+++ EXTRACTED ENTRIES +++

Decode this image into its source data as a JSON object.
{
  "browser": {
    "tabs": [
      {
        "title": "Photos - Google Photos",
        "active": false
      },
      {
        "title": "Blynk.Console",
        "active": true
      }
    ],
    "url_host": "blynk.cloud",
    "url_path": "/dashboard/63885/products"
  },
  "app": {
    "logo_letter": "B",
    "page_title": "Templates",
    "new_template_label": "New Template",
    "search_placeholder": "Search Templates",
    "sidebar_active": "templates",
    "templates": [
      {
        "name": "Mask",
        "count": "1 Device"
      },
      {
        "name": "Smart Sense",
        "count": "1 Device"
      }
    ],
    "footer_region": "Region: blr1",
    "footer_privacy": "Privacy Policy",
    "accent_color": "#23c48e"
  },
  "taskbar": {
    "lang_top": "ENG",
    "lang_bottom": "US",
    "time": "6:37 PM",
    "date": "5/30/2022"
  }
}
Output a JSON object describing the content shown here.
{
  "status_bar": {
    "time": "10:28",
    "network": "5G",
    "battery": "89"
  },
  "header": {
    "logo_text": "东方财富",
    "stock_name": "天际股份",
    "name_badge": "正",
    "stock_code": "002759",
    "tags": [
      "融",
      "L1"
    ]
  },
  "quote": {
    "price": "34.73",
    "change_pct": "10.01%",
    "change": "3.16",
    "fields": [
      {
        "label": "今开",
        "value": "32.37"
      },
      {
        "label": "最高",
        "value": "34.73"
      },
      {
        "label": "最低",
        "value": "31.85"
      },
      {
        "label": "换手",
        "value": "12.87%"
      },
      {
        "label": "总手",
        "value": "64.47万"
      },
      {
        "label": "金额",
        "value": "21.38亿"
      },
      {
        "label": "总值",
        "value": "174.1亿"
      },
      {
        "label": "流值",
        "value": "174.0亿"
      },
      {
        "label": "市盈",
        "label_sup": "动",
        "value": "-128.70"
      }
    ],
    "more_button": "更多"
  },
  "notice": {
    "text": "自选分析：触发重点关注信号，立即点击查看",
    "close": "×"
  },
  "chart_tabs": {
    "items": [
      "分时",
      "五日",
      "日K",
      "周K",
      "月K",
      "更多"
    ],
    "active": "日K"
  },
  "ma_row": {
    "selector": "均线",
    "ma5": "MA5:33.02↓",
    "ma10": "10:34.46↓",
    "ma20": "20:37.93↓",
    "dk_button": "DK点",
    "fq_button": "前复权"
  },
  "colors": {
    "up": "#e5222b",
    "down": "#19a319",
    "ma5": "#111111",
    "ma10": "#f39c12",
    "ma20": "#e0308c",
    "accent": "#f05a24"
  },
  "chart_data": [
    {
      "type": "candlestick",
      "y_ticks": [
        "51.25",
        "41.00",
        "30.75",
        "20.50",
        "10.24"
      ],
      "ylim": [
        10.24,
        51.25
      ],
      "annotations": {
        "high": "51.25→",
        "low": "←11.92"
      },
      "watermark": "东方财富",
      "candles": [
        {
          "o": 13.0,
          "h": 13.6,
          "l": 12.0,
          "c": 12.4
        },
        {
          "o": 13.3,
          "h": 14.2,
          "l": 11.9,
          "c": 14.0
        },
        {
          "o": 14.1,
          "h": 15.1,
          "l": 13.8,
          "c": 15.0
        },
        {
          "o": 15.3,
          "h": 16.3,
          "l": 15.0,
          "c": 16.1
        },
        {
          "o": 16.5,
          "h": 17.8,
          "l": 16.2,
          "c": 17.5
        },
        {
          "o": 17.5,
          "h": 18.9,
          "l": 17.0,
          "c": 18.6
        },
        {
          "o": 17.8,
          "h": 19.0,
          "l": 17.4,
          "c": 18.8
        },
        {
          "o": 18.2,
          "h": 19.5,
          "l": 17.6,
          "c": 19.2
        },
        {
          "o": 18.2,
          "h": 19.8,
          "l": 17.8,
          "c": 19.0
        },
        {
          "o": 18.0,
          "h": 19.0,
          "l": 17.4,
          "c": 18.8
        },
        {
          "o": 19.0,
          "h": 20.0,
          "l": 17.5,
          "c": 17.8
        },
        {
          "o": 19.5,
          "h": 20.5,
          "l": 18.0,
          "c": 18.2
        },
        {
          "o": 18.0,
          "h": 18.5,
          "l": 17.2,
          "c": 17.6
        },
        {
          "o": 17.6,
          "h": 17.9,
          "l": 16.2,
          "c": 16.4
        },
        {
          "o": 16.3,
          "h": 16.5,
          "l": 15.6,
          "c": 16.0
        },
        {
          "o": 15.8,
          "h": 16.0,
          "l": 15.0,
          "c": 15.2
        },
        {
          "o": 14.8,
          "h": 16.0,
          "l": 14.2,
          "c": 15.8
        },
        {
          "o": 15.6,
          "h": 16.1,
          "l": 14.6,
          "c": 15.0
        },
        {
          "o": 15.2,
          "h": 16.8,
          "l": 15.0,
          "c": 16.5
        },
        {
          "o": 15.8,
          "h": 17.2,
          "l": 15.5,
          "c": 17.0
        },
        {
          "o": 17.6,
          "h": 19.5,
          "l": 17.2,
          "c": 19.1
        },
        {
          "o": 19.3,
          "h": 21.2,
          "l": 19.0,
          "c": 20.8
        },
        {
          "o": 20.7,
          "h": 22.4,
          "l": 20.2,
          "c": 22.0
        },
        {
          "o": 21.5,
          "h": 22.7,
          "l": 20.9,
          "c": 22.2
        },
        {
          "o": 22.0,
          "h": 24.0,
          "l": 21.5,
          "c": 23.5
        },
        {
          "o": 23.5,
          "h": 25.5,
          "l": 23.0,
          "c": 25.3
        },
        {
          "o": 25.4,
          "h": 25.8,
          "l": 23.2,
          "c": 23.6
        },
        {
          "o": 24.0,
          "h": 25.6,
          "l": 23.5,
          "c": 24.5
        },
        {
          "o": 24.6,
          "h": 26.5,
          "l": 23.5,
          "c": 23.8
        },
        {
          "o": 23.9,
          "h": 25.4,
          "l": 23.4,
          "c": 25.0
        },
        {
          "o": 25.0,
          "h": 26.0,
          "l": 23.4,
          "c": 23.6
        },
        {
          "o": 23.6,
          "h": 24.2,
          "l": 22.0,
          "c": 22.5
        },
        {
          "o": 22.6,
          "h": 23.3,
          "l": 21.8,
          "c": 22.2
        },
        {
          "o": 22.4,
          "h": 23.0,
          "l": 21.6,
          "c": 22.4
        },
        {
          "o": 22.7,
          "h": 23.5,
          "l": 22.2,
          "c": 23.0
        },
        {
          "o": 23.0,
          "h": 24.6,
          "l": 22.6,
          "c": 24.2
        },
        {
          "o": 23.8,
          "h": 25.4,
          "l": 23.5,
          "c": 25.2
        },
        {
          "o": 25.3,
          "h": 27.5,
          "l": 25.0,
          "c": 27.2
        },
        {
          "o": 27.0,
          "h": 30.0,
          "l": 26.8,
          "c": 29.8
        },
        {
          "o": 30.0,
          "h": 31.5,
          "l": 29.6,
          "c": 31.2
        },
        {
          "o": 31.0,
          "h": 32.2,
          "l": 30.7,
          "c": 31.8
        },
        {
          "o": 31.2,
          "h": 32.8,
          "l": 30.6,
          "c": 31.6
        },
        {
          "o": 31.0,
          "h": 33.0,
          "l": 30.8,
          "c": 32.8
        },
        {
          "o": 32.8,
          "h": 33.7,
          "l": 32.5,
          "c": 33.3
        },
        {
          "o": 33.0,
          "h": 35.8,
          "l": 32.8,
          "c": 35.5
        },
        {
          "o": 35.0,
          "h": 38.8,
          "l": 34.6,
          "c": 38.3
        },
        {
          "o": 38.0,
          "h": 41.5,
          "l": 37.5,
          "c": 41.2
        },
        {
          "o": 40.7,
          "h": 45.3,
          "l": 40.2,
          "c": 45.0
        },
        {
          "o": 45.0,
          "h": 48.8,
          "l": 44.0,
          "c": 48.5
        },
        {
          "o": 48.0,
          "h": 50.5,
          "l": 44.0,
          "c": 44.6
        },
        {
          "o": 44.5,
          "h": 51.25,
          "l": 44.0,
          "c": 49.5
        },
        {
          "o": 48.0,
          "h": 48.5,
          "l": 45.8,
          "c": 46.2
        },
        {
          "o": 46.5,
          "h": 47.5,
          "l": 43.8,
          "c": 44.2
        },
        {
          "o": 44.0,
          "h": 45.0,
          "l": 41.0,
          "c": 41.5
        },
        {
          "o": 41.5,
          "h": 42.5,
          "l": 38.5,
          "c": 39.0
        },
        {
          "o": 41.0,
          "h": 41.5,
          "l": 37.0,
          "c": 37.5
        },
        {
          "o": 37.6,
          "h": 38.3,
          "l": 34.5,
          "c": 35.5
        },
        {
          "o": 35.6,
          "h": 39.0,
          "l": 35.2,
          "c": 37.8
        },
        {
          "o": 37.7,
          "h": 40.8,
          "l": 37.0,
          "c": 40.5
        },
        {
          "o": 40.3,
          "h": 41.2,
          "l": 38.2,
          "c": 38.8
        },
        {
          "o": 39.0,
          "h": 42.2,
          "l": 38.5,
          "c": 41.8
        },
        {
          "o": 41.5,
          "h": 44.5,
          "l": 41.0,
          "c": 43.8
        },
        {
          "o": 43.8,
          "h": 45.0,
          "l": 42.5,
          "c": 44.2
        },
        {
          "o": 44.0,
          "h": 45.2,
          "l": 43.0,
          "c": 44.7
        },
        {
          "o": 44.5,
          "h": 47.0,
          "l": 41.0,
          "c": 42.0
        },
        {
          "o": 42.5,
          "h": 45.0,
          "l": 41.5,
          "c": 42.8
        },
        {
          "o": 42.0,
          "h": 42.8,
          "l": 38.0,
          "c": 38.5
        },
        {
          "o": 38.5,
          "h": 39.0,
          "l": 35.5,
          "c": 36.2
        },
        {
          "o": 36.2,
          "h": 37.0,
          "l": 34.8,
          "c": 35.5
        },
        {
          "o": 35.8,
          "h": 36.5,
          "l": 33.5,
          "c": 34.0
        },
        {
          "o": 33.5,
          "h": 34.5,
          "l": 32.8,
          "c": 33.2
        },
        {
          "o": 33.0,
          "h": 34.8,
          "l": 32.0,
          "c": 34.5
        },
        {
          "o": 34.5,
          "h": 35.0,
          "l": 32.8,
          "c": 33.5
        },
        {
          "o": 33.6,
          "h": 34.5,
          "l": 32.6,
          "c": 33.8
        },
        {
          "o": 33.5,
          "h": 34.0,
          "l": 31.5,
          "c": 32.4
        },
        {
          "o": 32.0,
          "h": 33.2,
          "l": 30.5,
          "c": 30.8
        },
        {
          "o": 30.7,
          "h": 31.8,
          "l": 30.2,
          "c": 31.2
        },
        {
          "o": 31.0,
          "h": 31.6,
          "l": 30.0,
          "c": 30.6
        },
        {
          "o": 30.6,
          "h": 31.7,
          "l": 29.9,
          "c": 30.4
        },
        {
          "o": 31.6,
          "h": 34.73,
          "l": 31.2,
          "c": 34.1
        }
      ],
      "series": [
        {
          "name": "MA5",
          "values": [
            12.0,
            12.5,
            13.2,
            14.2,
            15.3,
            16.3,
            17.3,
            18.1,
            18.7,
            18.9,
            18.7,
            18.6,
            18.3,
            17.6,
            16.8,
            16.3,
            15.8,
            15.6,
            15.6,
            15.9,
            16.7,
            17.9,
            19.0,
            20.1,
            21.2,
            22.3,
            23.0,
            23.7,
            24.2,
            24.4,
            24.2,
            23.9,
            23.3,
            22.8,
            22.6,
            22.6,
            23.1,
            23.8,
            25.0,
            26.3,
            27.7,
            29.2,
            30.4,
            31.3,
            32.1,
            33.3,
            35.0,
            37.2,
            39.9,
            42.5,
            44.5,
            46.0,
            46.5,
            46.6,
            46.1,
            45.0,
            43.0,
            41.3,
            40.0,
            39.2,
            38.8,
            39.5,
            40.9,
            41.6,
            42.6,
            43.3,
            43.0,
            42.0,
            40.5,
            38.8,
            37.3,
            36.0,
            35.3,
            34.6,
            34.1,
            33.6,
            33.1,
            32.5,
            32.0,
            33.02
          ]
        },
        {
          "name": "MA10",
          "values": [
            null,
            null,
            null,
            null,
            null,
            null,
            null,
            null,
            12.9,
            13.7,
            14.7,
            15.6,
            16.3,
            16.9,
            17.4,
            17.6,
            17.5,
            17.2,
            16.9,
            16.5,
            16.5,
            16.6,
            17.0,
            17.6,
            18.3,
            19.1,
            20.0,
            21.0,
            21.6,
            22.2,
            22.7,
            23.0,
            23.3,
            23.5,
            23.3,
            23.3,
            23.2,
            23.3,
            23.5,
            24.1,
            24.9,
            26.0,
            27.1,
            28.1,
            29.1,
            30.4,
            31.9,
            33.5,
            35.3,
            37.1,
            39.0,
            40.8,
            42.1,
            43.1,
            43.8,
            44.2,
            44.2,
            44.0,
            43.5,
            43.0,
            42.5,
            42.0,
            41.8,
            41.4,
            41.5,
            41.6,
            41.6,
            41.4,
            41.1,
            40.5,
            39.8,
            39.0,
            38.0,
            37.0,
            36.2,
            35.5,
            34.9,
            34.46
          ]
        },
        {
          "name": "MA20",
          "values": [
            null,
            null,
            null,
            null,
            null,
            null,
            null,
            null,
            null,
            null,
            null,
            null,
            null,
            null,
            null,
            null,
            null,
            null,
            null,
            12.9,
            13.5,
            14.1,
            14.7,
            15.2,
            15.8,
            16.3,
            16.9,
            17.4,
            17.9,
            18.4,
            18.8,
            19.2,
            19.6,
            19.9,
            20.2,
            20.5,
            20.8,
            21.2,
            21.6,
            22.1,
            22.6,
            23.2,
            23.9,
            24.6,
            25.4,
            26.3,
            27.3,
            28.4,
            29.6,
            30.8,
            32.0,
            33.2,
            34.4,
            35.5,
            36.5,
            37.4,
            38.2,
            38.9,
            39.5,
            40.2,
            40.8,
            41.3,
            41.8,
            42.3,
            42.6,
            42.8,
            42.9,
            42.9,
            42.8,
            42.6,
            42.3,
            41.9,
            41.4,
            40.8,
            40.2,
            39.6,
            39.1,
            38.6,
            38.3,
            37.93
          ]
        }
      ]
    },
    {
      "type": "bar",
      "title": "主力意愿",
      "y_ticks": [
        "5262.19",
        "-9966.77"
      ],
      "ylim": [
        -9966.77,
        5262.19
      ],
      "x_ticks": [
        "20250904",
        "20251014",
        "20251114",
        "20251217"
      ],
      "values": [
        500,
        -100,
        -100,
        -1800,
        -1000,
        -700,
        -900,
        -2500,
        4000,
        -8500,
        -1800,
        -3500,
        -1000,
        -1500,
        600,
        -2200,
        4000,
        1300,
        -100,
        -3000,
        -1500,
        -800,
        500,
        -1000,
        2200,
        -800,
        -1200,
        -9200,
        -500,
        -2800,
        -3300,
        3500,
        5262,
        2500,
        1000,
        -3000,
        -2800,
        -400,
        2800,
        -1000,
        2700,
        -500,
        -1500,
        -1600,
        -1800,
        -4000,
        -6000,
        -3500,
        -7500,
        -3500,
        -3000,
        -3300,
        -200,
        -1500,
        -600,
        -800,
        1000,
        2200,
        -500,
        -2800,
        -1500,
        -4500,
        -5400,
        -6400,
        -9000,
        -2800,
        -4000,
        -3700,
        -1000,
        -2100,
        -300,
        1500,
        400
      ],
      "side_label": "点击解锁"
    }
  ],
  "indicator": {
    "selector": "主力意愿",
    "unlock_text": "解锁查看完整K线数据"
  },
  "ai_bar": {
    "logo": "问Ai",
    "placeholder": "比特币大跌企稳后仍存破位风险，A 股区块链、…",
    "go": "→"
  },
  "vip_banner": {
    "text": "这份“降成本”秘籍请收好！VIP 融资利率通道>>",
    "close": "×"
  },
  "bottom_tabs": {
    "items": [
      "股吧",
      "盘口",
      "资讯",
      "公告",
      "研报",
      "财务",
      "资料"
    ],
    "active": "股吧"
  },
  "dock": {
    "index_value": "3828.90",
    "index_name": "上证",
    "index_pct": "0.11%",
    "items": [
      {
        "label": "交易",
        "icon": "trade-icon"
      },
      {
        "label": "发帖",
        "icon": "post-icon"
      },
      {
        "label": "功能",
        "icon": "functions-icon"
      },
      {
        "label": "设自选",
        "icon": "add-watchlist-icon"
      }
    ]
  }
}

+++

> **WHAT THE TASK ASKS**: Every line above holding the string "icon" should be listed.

> **ANSWER TO THIS TASK**:
        "icon": "trade-icon"
        "icon": "post-icon"
        "icon": "functions-icon"
        "icon": "add-watchlist-icon"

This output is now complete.